Lloyds TSB Bank Plc. has agreed to pay the United States $350 million to settle charges that it hid wire transfers with blacklisted companies, the largest sanctions-related penalty to date.
A London-based bank has forced the closure of accounts for an Islamic charity it believes has ties to Hamas, a Palestinian organization sanctioned internationally for terrorism, the charity disclosed this week.
The bank, which is based in London, expects to reach a "resolution" with the U.S. Justice Department, U.S. Treasury Department's Office of Foreign Assets Control and New York District Attorneys office, Lloyd's said in a statement Friday.
Lloyds and the Bank of Cyprus are subject to U.S. jurisdiction because Title 18 USC 1956 (b) grants such extraterritorial reach to U.S. courts and because both signed "Consent of Jurisdiction" letters in order to do business in the U.S., according to the Justice Department.

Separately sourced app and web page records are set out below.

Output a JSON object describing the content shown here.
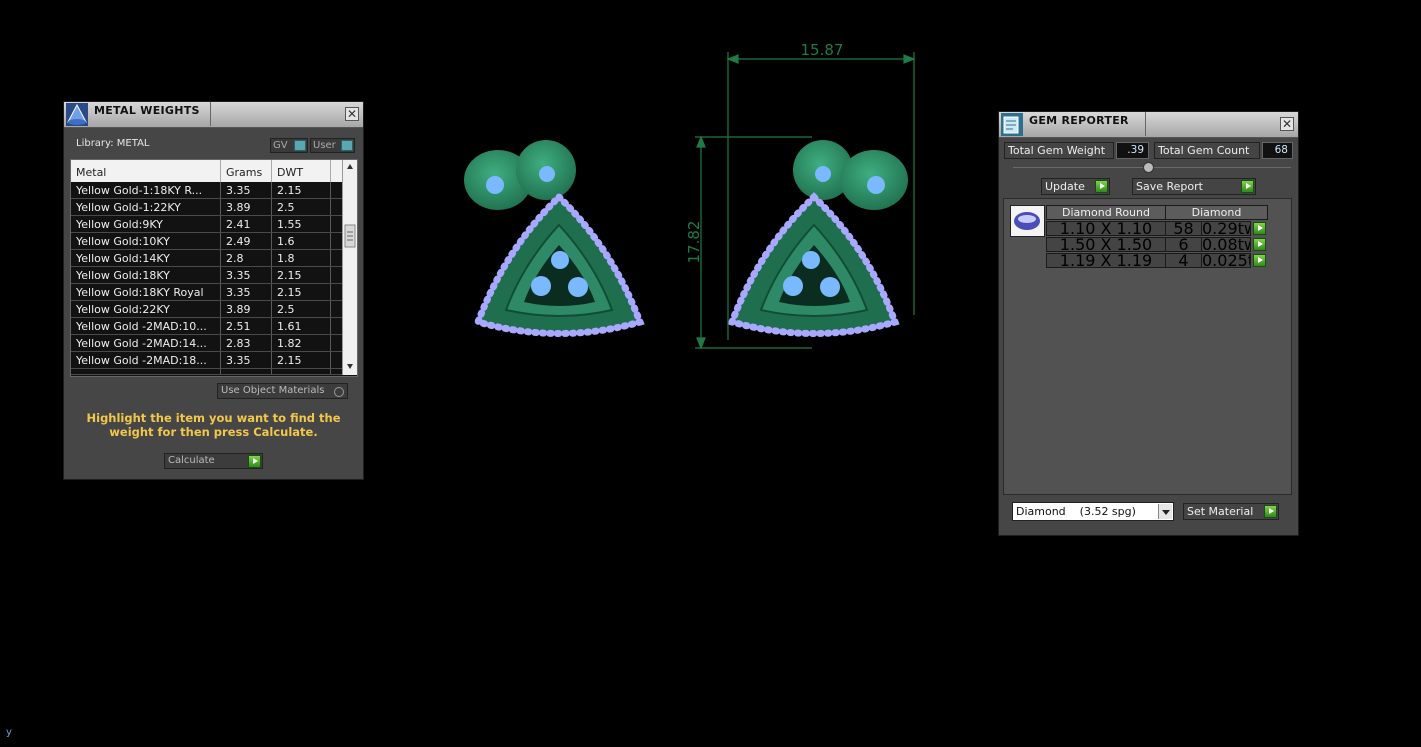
{
  "metal_weights": {
    "title": "METAL WEIGHTS",
    "library_label": "Library: METAL",
    "toggle_gv": "GV",
    "toggle_user": "User",
    "columns": [
      "Metal",
      "Grams",
      "DWT"
    ],
    "rows": [
      {
        "metal": "Yellow Gold-1:18KY R...",
        "grams": "3.35",
        "dwt": "2.15"
      },
      {
        "metal": "Yellow Gold-1:22KY",
        "grams": "3.89",
        "dwt": "2.5"
      },
      {
        "metal": "Yellow Gold:9KY",
        "grams": "2.41",
        "dwt": "1.55"
      },
      {
        "metal": "Yellow Gold:10KY",
        "grams": "2.49",
        "dwt": "1.6"
      },
      {
        "metal": "Yellow Gold:14KY",
        "grams": "2.8",
        "dwt": "1.8"
      },
      {
        "metal": "Yellow Gold:18KY",
        "grams": "3.35",
        "dwt": "2.15"
      },
      {
        "metal": "Yellow Gold:18KY Royal",
        "grams": "3.35",
        "dwt": "2.15"
      },
      {
        "metal": "Yellow Gold:22KY",
        "grams": "3.89",
        "dwt": "2.5"
      },
      {
        "metal": "Yellow Gold -2MAD:10...",
        "grams": "2.51",
        "dwt": "1.61"
      },
      {
        "metal": "Yellow Gold -2MAD:14...",
        "grams": "2.83",
        "dwt": "1.82"
      },
      {
        "metal": "Yellow Gold -2MAD:18...",
        "grams": "3.35",
        "dwt": "2.15"
      }
    ],
    "use_object_materials": "Use Object Materials",
    "instruction": "Highlight the item you want to find the weight for then press Calculate.",
    "calculate_label": "Calculate"
  },
  "viewport": {
    "dim_width": "15.87",
    "dim_height": "17.82",
    "colors": {
      "metal": "#2e8a66",
      "stone_outer": "#a8a8ff",
      "stone_purple": "#8a2ad0",
      "center": "#7ab8ff",
      "dim_line": "#1f7a46"
    }
  },
  "gem_reporter": {
    "title": "GEM REPORTER",
    "total_weight_label": "Total Gem Weight",
    "total_weight_value": ".39",
    "total_count_label": "Total Gem Count",
    "total_count_value": "68",
    "update_label": "Update",
    "save_report_label": "Save Report",
    "table_headers": [
      "Diamond Round",
      "Diamond"
    ],
    "rows": [
      {
        "size": "1.10 X 1.10",
        "count": "58",
        "weight": "0.29tw"
      },
      {
        "size": "1.50 X 1.50",
        "count": "6",
        "weight": "0.08tw"
      },
      {
        "size": "1.19 X 1.19",
        "count": "4",
        "weight": "0.025tw"
      }
    ],
    "material_select": "Diamond    (3.52 spg)",
    "set_material_label": "Set Material"
  },
  "corner_glyph": "y"
}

The cases, seeking nearly $300 million in fines, should be dismissed because they constitute an "unprecedented attempt to apply the U.S. money laundering statute beyond its explicit, but limited" extraterritorial reach, Bank of Cyprus and Lloyds TSB Bank argued in court documents released today.
The fallout from the securities fraud and anti-money laundering case involving the two institutions may continue, suggest compliance consultants, who say financial institutions involved in correspondent transactions with the defendants may face pressure from regulators and law enforcement.
Prosecutors are seeking nearly $300 million in penalties, charging that the two foreign-based banks helped to launder the proceeds of a massive securities fraud involving shares of software maker AremisSoft.